September 7, 2017
Welcome to September! I am not reassessing my goals right now as I said I’d do early this month but rather recapping my latest road trip to Illinois and back, because that’s more fun. I need fun right now because as you have probably heard, the country is variously on fire, damaged by or about to be damaged by major hurricanes, and in the hands of someone who does not seem to have a compassionate bone in his body.
My companion for the first part of this trip was my mother-in-law Joan, who had come out via train to visit us for the family reunion. The first day, we took the more scenic route to the freeway, though wildfire smoke obscured some of the views (the actual fires were not close to our path). The second day, we took the northern route when the time came in order to avoid the traffic and high hotel rates surrounding the motorcycle rally in Sturgis. That meant we were able to stop at the Theodore Roosevelt National Park and take in the scenery.
The third day, we arrived at Joan’s house in northern Illinois. Unfortunately, as we were getting ready for bed, we discovered that the icemaker line to the refrigerator was leaking,; it had soaked part of the carpet in the guest room on the other side of the kitchen wall and was also dripping down into the basement. Down there, I found that the drain valve on the water heater was also dripping, possibly left that way by some workers who had been in a couple weeks before to deal with a sump pump failure. In consultation with Mr. Karen by phone, I got the water turned off to the fridge, closed the water heater valve, and got stuff out of the way of the water as best I could. The next day, Joan got a call into the flood remediation guys and I got over to my mom’s house to start on what I hoped would be the final clearing out push. The best part of the day was meeting Scout, a formerly feral kitten my nephew and his girlfriend had coaxed inside, taken to the vet to get checked out, and adopted.
The day after that, the flood guys showed up with loud fans and dehumidifiers and air filters. Once they got everything set up, I returned to my mom’s house for more sorting and purging. As I was heading back that evening, still about 45 minutes away, Joan called to say she’d gone to urgent care because her breathing didn’t feel right and they’d sent her to the emergency room. I swung by the house to pick up some things for Joan and was at the ER before they transferred her to a room and admitted her. The next five days were a blur of spending time in hospital, keeping family updated, coordinating with the flood guys to check the dampness and pull out equipment as things dried, while still trying to get some things done at the house, as my brother had come down from Wisconsin to work with me and couldn’t stay indefinitely. Finally Joan got released and we packed up her flowers and went home with a tweaked medicine regime that we hope will keep her out of the hospital for a long time to come.

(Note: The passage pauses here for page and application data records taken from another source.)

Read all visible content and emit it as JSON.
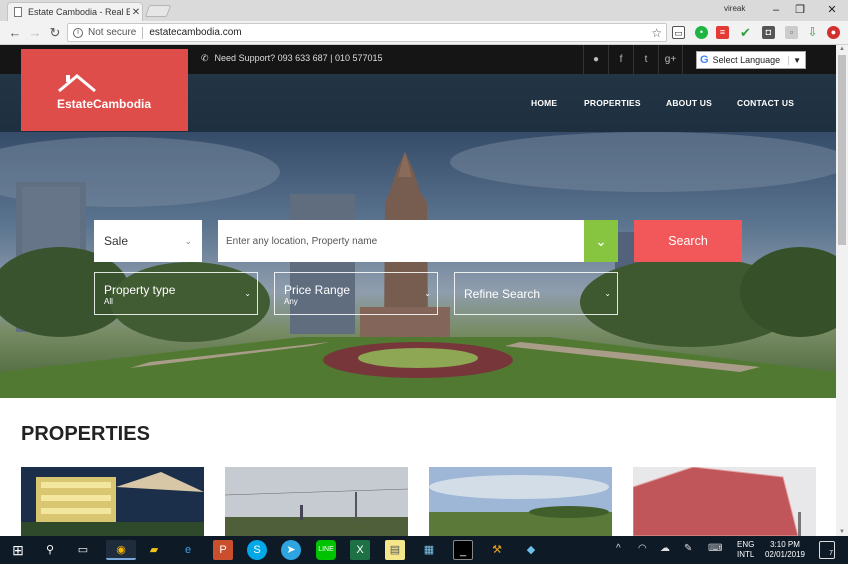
{
  "browser": {
    "tab_title": "Estate Cambodia - Real E",
    "tab_close": "✕",
    "profile": "vireak",
    "security_label": "Not secure",
    "url": "estatecambodia.com"
  },
  "site": {
    "support_text": "Need Support? 093 633 687 | 010 577015",
    "language_label": "Select Language",
    "brand": "EstateCambodia",
    "nav": [
      "HOME",
      "PROPERTIES",
      "ABOUT US",
      "CONTACT US"
    ],
    "search": {
      "type_selected": "Sale",
      "location_placeholder": "Enter any location, Property name",
      "button": "Search",
      "filters": [
        {
          "label": "Property type",
          "value": "All"
        },
        {
          "label": "Price Range",
          "value": "Any"
        },
        {
          "label": "Refine Search",
          "value": ""
        }
      ]
    },
    "section_title": "PROPERTIES"
  },
  "taskbar": {
    "lang_line1": "ENG",
    "lang_line2": "INTL",
    "time": "3:10 PM",
    "date": "02/01/2019",
    "notifications": "7"
  },
  "colors": {
    "logo": "#df4d4b",
    "search_button": "#f2575a",
    "toggle": "#87c540",
    "nav_band": "#233444"
  }
}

The next couple days I pretty much hung out with Joan at home. My sister-in-law Fay arrived to take over hanging out duties from me the same day as the solar eclipse, which was pretty much clouded over where we were (I’m thinking I need to make plans to see the totality somewhere in 2024). I moved out of Joan’s house and into a hotel nearer my mom’s house and then my brother and I cranked on sorting and clearing and cleaning for the rest of the week. We did take an afternoon off to visit his grandkids nearby, which was a fun break. We continued to find surprises in the basement, like my mother’s wedding dress, which she sewed herself from yards and yards of white velvet, and a journal my paternal grandfather wrote in before my mom was born. We also found some dead mice and abandoned mouse nests and other yuck, but pushed on and filled a second dumpster before we were done.At the end of all that work, the real estate agent came back to see our progress and deemed the house ready to list, so I signed the paperwork and breathed a sigh of relief at accomplishing that goal. Yes, it was a bit sad, too, since my mom had had that house built for her and gotten a mortgage for it as a single lady in the 1970s. But as my brother said, we’ve had a good run and it’s time to move on.
After signed the listing contract, I returned to Joan’s for a day or so, running a few errands for her and making sure she had things setup to support her as she adjusted to her new routine and regained her strength after the hospital (Fay had had to return home by this point). Then I headed out for my home, making my traditional stop in Wisconsin for curds (though at a different shop than usual). I made it to Austin, Minnesota, that first night, which seemed to me a sign that I should visit the SPAM museum the next morning.
That same day, I also succumbed to the lure of the Corn Palace, taking my non-human travel companions to see it, too.
My last day, I woke up in smoky Miles City, Montana (I’d seen the far off glow of forest fires driving in the night before) and made the last push toward home. Despite the smoke, it was still beautiful country.
About an hour from home, I saw a forest fire rather closer than I’d like. It wasn’t so close that I had to detour around it but still close enough that I could see the flames flare up on the ridge nearby. I pulled over for a bit to take in how powerful and wild the fire was, and say a prayer for those nearby and those fighting it (a couple fire vehicles had been in front of me for a stretch before they pulled into a fire base/staging area).
A larger selection of photos from the trip, including several of little Scout, is over here on Flickr, which I continue to use due to entropy and having a few friends there that I interact with nowhere else.